2. Anything supported at the ends, which serves to keep some
other thing from resting upon the object spanned, as in
engraving, watchmaking, etc., or which forms a platform or
staging over which something passes or is conveyed.
3. (Mus.) The small arch or bar at right angles to the
strings of a violin, guitar, etc., serving of raise them
and transmit their vibrations to the body of the
4. (Elec.) A device to measure the resistance of a wire or
other conductor forming part of an electric circuit.
5. A low wall or vertical partition in the fire chamber of a
furnace, for deflecting flame, etc.; -- usually called a
. See Aqueduct
, Bascule bridge
, Bateau bridge
. See under
Bridge of a steamer
(Naut.), a narrow platform across the
deck, above the rail, for the convenience of the officer
in charge of the ship; in paddlewheel vessels it connects
the paddle boxes.
Bridge of the nose
, the upper, bony part of the nose.
. See under Cantalever
. See Drawbridge
, a temporary bridge suspended or floating, as
for the passage of armies; also, a floating structure
connected by a cable with an anchor or pier up stream, and
made to pass from bank to bank by the action of the
current or other means.
or Truss bridge
, a bridge formed by
girders, or by trusses resting upon abutments or piers.

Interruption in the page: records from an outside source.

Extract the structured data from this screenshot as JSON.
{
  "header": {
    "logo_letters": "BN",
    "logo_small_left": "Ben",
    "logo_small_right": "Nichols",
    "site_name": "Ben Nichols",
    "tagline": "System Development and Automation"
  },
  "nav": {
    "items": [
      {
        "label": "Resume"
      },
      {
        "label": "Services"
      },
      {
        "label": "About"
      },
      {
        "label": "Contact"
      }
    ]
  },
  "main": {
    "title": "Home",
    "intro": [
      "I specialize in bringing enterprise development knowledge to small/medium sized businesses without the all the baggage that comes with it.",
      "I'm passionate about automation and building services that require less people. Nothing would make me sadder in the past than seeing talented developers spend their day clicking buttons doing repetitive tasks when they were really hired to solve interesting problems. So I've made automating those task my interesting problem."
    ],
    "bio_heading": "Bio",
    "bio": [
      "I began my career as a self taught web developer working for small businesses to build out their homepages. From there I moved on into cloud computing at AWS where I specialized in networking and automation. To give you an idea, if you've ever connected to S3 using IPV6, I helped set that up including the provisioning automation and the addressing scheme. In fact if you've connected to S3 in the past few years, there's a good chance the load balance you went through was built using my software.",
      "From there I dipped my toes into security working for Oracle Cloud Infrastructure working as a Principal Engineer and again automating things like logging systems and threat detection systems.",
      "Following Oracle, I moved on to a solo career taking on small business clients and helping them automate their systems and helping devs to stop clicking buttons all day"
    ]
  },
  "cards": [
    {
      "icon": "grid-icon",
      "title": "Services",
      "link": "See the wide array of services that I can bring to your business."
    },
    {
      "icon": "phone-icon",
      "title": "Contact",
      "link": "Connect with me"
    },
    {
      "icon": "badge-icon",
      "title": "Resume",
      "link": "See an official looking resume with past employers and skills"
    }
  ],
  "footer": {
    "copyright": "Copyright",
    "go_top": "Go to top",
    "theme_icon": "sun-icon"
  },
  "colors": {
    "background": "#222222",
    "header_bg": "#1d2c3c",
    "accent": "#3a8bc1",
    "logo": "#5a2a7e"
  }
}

, a bridge formed by lattice girders.
, Ponton bridge
. See under Pontoon
, a bridge built obliquely from bank to bank, as
sometimes required in railway engineering.
. See under Suspension
, a bridge formed of a series of short,
simple girders resting on trestles.
, a bridge in the form of a hollow trunk or
rectangular tube, with cellular walls made of iron plates
riveted together, as the Britannia bridge over the Menai
Strait, and the Victoria bridge at Montreal.
(Elec.), a device for the measurement
of resistances, so called because the balance between the
resistances to be measured is indicated by the absence of
a current in a certain wire forming a bridge or connection
between two points of the apparatus; -- invented by Sir